*** Dataset records Section Begins ***
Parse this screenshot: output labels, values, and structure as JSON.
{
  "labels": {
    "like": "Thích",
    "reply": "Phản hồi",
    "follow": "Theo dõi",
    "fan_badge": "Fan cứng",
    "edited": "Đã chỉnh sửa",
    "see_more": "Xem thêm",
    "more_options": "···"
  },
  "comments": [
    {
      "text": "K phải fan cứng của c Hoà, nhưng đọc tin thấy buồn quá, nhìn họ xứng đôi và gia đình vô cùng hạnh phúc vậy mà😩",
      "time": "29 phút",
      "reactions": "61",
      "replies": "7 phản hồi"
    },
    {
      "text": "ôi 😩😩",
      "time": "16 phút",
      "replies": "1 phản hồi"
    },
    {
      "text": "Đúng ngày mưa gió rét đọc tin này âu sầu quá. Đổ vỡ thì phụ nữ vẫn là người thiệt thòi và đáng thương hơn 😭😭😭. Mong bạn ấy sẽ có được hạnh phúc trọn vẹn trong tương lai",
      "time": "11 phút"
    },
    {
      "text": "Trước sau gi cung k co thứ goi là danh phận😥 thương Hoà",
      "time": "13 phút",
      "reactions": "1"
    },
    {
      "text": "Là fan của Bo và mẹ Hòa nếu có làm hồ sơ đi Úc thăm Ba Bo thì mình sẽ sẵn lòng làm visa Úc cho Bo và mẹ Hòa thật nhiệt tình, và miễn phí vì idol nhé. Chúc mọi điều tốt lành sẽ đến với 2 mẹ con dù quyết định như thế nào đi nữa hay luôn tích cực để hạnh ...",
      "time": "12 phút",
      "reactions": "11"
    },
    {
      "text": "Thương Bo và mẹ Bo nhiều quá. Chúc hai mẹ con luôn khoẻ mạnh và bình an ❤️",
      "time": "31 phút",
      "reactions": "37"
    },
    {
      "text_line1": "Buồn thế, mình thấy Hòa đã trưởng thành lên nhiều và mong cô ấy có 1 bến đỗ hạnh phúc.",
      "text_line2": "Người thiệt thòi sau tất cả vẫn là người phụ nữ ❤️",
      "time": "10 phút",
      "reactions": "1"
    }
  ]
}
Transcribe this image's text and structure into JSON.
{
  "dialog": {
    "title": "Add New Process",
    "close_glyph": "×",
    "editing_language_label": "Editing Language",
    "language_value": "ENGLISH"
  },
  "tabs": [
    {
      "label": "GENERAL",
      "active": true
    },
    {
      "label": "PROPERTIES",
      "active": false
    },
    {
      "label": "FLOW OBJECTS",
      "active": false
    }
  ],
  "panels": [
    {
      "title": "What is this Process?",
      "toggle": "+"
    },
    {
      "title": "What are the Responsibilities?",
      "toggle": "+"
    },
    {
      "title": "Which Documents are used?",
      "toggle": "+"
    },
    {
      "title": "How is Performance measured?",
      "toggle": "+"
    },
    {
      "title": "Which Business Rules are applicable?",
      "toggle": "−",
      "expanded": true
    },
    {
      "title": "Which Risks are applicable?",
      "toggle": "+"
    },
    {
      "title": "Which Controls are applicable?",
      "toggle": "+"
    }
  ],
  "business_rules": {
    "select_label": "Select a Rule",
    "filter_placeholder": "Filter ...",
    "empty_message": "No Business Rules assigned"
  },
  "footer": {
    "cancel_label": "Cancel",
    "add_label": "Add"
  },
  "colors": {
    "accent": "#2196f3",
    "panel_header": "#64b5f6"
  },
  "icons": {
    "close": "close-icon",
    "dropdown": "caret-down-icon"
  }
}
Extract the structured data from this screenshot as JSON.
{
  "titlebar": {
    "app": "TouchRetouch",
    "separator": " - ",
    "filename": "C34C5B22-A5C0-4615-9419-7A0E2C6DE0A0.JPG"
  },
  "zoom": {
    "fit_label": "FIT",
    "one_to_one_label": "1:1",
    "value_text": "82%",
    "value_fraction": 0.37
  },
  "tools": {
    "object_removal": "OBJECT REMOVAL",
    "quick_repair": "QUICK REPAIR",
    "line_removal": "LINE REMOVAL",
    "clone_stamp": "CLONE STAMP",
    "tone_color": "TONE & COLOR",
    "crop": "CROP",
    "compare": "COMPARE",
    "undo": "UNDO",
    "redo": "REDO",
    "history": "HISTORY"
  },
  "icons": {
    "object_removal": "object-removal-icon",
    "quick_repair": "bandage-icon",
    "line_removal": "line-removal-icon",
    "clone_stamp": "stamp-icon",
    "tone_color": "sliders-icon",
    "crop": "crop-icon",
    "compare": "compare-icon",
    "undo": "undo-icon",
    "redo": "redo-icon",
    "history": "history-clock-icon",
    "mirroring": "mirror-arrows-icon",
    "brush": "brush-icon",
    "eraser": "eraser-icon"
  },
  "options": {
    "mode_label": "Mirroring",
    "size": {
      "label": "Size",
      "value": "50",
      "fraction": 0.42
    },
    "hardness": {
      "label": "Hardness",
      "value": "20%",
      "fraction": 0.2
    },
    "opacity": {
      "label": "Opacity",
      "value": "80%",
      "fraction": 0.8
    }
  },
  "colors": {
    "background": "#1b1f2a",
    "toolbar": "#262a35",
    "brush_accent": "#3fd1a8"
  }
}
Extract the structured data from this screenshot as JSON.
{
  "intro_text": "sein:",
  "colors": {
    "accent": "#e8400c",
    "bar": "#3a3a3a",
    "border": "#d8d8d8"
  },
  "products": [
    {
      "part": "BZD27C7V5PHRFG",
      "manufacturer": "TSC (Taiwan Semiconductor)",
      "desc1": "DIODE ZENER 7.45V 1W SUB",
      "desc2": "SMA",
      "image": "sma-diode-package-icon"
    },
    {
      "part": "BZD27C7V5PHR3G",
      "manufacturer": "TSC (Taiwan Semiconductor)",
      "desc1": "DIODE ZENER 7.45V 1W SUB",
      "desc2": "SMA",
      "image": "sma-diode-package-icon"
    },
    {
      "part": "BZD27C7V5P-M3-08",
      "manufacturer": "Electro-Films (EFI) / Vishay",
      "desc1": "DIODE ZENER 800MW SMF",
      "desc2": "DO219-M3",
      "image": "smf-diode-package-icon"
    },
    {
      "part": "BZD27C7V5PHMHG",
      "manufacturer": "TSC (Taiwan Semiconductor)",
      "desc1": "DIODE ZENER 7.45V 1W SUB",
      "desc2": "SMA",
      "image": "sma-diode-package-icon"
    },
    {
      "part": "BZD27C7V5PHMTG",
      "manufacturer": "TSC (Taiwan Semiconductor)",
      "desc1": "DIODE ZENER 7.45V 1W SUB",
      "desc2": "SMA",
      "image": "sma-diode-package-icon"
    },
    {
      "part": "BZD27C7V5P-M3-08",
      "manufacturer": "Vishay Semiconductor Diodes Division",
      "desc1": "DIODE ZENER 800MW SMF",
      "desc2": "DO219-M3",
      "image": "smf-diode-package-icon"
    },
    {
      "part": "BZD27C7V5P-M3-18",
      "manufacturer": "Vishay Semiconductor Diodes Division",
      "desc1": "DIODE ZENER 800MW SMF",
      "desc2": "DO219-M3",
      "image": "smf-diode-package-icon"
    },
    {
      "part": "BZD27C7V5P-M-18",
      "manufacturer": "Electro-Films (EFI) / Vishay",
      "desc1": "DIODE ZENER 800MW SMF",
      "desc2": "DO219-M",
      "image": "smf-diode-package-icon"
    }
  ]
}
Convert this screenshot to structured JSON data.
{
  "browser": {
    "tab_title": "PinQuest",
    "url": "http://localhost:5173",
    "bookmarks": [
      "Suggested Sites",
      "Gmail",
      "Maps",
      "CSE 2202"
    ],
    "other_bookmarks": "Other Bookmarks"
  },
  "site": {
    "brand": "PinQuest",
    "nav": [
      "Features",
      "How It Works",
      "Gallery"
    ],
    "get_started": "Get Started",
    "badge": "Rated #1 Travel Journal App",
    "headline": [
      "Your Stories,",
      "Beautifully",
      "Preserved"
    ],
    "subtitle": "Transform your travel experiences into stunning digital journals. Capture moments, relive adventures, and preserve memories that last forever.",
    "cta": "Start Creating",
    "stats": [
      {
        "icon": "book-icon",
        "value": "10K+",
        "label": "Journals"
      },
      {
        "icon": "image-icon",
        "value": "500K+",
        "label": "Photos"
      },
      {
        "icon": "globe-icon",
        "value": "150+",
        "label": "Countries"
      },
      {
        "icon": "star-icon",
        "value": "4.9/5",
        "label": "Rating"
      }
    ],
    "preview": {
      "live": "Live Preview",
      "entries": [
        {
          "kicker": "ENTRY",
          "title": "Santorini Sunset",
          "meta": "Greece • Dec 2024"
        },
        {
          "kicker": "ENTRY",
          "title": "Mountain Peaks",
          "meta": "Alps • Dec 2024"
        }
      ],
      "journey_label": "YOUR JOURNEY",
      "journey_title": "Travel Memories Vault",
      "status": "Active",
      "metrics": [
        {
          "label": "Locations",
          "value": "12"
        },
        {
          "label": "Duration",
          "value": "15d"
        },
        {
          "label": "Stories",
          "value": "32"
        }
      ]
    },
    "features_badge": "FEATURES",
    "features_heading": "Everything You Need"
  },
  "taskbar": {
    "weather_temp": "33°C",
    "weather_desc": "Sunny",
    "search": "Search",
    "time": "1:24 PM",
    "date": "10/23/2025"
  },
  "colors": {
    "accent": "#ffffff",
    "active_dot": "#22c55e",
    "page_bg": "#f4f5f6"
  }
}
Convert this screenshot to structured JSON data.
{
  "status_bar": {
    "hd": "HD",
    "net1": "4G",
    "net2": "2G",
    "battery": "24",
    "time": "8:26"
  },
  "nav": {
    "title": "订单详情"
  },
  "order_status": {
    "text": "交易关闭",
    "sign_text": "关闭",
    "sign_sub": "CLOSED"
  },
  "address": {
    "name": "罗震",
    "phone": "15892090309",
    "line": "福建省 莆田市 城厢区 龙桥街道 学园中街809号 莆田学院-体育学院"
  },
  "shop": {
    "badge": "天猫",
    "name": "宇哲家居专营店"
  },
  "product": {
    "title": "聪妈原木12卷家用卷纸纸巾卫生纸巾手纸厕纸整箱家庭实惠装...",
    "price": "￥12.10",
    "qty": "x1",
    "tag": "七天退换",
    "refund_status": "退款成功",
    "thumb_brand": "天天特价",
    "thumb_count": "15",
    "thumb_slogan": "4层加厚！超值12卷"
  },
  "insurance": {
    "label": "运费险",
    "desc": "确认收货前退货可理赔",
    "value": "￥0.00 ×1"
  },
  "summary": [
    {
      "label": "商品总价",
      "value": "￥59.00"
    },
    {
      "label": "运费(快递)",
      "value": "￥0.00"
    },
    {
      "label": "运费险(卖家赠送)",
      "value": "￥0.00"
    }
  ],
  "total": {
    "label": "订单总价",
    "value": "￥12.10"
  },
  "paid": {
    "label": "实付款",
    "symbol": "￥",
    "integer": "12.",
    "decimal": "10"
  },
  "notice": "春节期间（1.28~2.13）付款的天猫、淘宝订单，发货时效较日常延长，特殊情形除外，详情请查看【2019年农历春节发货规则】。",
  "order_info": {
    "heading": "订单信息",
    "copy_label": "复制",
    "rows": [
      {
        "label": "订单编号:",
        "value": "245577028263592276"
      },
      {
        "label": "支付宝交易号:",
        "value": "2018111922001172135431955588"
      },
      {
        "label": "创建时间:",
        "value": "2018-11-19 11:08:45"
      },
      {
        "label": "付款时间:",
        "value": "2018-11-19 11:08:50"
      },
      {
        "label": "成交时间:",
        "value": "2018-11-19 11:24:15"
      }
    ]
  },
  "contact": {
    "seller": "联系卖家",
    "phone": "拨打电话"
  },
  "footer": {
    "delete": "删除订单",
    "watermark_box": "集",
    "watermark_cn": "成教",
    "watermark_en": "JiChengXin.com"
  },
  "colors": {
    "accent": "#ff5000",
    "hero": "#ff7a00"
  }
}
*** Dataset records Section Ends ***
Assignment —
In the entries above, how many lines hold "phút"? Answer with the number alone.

Answer for this exercise —
7